NAHANT — Two hundred years ago, Nahant Public Library began as a gift to the town of about “10 hundred” volumes of books from a summer visitor named William Wood.
The books were placed in the town’s first schoolhouse in 1819. Seventy-six years later, in 1895, plans for a full library, the same that currently sits on Pleasant Street, were constructed. While the building has only been around for 124 years, Nahanters celebrated the volume of books’ 200th birthday Saturday night with a historical tour, wine, burgers, and a lot of cake.
A bicentennial birthday wasn’t the only reason town residents spent an evening at the library. They were there in an effort to help raise $400,000 for much-needed repairs and renovations to the building.
“People don’t understand what it means to keep a library maintained and in shape,” said Daniel Munnelly, a member of the board of trustees for the Nahant Public Library fund. “The town is putting in their level best and we’re wicked happy about that.”
The library already received a $70,000 grant from the Massachusetts Historical Commission for immediate repairs to the terrace, and Town Meeting members voted in April to borrow $40,000 for preservation of the historic building. The library building fund needs help coming up with the rest.

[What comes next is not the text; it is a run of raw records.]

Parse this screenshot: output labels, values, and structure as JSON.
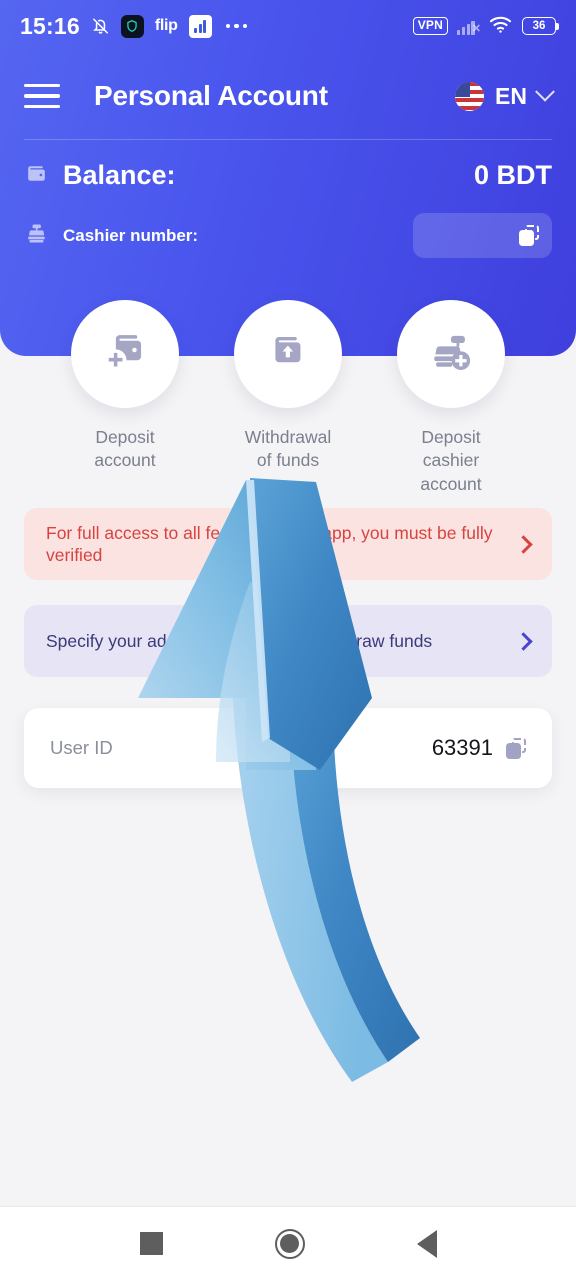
{
  "status_bar": {
    "time": "15:16",
    "icons_left": [
      "bell-off-icon",
      "shield-vpn-icon",
      "flip-app-icon",
      "chart-app-icon",
      "more-dots-icon"
    ],
    "flip_label": "flip",
    "vpn_label": "VPN",
    "battery_level": "36",
    "icons_right": [
      "vpn-badge",
      "signal-icon",
      "wifi-icon",
      "battery-icon"
    ]
  },
  "header": {
    "menu_icon": "hamburger-menu-icon",
    "title": "Personal Account",
    "language": {
      "flag": "us-flag-icon",
      "code": "EN",
      "chevron": "chevron-down-icon"
    },
    "balance": {
      "icon": "wallet-icon",
      "label": "Balance:",
      "value": "0 BDT"
    },
    "cashier": {
      "icon": "cash-register-icon",
      "label": "Cashier number:",
      "value": "",
      "placeholder": "",
      "copy_icon": "copy-icon"
    }
  },
  "actions": [
    {
      "icon": "wallet-plus-icon",
      "label": "Deposit\naccount"
    },
    {
      "icon": "folder-upload-icon",
      "label": "Withdrawal\nof funds"
    },
    {
      "icon": "cash-register-plus-icon",
      "label": "Deposit\ncashier\naccount"
    }
  ],
  "banners": [
    {
      "type": "warning",
      "text": "For full access to all features of the app, you must be fully verified",
      "chevron": "chevron-right-icon",
      "color": "#d8433f",
      "background": "#fbe3e2"
    },
    {
      "type": "info",
      "text": "Specify your address to deposit or withdraw funds",
      "chevron": "chevron-right-icon",
      "color": "#3b3a7a",
      "background": "#e6e4f5"
    }
  ],
  "user_id_card": {
    "label": "User ID",
    "value": "63391",
    "copy_icon": "copy-icon"
  },
  "overlay": {
    "annotation": "upward-curved-arrow",
    "color_light": "#a8d2ef",
    "color_dark": "#3f86c4"
  },
  "navbar": {
    "items": [
      {
        "icon": "recents-square-icon",
        "label": "Recents"
      },
      {
        "icon": "home-circle-icon",
        "label": "Home"
      },
      {
        "icon": "back-triangle-icon",
        "label": "Back"
      }
    ]
  },
  "theme": {
    "header_blue_start": "#5566f0",
    "header_blue_end": "#3f3fdd",
    "page_bg": "#f4f4f6",
    "muted_text": "#7b7f8e"
  }
}
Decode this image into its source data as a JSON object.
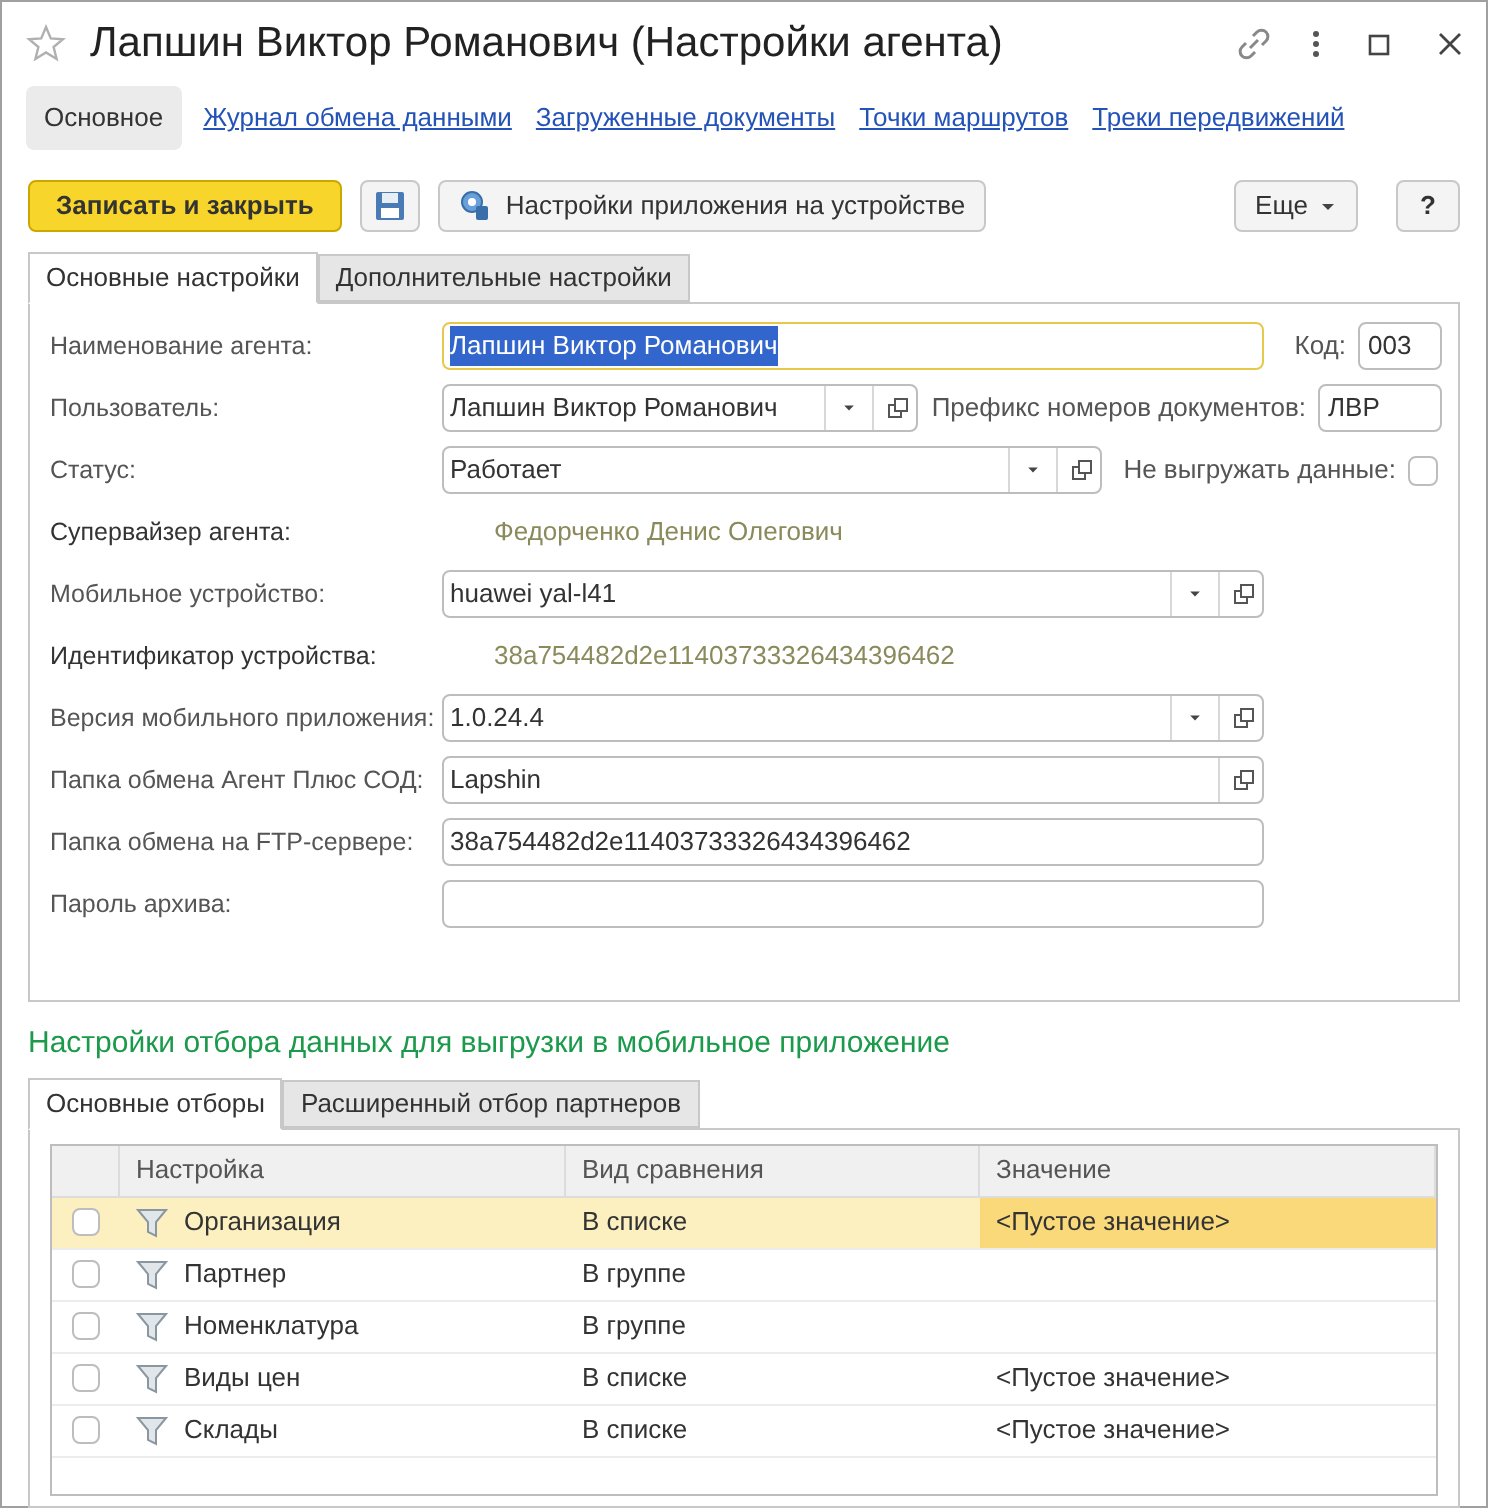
{
  "window": {
    "title": "Лапшин Виктор Романович (Настройки агента)",
    "favorite": false
  },
  "nav": [
    {
      "label": "Основное",
      "selected": true
    },
    {
      "label": "Журнал обмена данными",
      "selected": false
    },
    {
      "label": "Загруженные документы",
      "selected": false
    },
    {
      "label": "Точки маршрутов",
      "selected": false
    },
    {
      "label": "Треки передвижений",
      "selected": false
    }
  ],
  "toolbar": {
    "primary": "Записать и закрыть",
    "settings": "Настройки приложения на устройстве",
    "more": "Еще",
    "help": "?"
  },
  "tabs": [
    {
      "label": "Основные настройки",
      "selected": true
    },
    {
      "label": "Дополнительные настройки",
      "selected": false
    }
  ],
  "fields": [
    {
      "label": "Наименование агента:",
      "kind": "input",
      "value": "Лапшин Виктор Романович",
      "focused": true,
      "side": {
        "kind": "input",
        "label": "Код:",
        "value": "003"
      }
    },
    {
      "label": "Пользователь:",
      "kind": "select",
      "value": "Лапшин Виктор Романович",
      "side": {
        "kind": "input",
        "label": "Префикс номеров документов:",
        "value": "ЛВР"
      }
    },
    {
      "label": "Статус:",
      "kind": "select",
      "value": "Работает",
      "side": {
        "kind": "checkbox",
        "label": "Не выгружать данные:",
        "checked": false
      }
    },
    {
      "label": "Супервайзер агента:",
      "kind": "text",
      "value": "Федорченко Денис Олегович"
    },
    {
      "label": "Мобильное устройство:",
      "kind": "select",
      "value": "huawei yal-l41"
    },
    {
      "label": "Идентификатор устройства:",
      "kind": "text",
      "value": "38a754482d2e11403733326434396462"
    },
    {
      "label": "Версия мобильного приложения:",
      "kind": "select",
      "value": "1.0.24.4"
    },
    {
      "label": "Папка обмена Агент Плюс СОД:",
      "kind": "open",
      "value": "Lapshin"
    },
    {
      "label": "Папка обмена на FTP-сервере:",
      "kind": "input",
      "value": "38a754482d2e11403733326434396462",
      "focused": false
    },
    {
      "label": "Пароль архива:",
      "kind": "input",
      "focused": false
    }
  ],
  "section_title": "Настройки отбора данных для выгрузки в мобильное приложение",
  "filter_tabs": [
    {
      "label": "Основные отборы",
      "selected": true
    },
    {
      "label": "Расширенный отбор партнеров",
      "selected": false
    }
  ],
  "table": {
    "columns": [
      "Настройка",
      "Вид сравнения",
      "Значение"
    ],
    "rows": [
      {
        "checked": false,
        "selected": true,
        "setting": "Организация",
        "comparison": "В списке",
        "value": "<Пустое значение>"
      },
      {
        "checked": false,
        "selected": false,
        "setting": "Партнер",
        "comparison": "В группе"
      },
      {
        "checked": false,
        "selected": false,
        "setting": "Номенклатура",
        "comparison": "В группе"
      },
      {
        "checked": false,
        "selected": false,
        "setting": "Виды цен",
        "comparison": "В списке",
        "value": "<Пустое значение>"
      },
      {
        "checked": false,
        "selected": false,
        "setting": "Склады",
        "comparison": "В списке",
        "value": "<Пустое значение>"
      }
    ]
  }
}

“It’s important for us to keep track of historical things here,” said longtime resident Jeanne Savage. “We like everything in our little town.”
The celebration’s historical tour included a breakdown of some of the century-old paintings that line the walls of the library, a display of the four framed original letters that initiated the giving of the books from Woods in 1819, and some words from Nahant native Esther Johnson, who has direct lineage to Caleb and Joseph Johnson, whose signatures were in the letters.
The library received a joint resolution, passed by both houses, to congratulate the library on its bicentennial and citations from Congressman Seth Moulton, Governor Charles Baker, and a proclamation from the Massachusetts Board of Library Commissioners.
“How lucky we are to have this library continuing so that all generations, now and in the future, can appreciate all the work being put into it,” said 97-year-old Calantha Sears, a third-generation Nahanter. “What I get a thrill from when I come here is when young people walk in here. After all, they are the future of this place.”